*Directions*.
Check each line below for the word "subtitle", and copy those that have it.

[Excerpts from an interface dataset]
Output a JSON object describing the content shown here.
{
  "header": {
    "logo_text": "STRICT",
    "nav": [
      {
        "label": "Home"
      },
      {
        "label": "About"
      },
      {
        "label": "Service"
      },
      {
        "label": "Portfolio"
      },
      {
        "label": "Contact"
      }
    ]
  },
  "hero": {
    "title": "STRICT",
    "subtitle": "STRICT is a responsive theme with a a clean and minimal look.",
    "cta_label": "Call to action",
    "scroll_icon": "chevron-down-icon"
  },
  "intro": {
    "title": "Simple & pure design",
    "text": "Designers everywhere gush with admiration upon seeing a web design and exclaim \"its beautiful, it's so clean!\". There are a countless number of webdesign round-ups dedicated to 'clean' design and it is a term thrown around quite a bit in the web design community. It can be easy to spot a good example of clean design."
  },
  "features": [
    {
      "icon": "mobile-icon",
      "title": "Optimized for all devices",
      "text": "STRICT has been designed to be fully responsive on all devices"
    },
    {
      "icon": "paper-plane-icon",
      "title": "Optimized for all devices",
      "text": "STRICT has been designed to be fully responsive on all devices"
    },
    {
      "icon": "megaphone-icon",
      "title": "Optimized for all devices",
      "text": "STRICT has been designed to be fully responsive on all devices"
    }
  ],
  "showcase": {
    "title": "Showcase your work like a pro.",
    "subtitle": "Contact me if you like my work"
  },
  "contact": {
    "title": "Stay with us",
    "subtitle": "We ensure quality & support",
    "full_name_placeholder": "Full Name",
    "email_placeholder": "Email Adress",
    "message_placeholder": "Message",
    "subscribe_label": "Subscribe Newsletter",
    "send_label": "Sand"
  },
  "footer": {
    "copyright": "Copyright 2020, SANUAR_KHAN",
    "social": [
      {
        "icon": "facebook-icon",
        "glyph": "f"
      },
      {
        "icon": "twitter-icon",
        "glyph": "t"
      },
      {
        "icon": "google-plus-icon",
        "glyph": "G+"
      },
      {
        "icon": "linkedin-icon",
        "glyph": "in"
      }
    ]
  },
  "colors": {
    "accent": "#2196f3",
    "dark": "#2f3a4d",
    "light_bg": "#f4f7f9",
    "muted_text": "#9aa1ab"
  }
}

*Output of the task*.
    "subtitle": "STRICT is a responsive theme with a a clean and minimal look.",
    "subtitle": "Contact me if you like my work"
    "subtitle": "We ensure quality & support",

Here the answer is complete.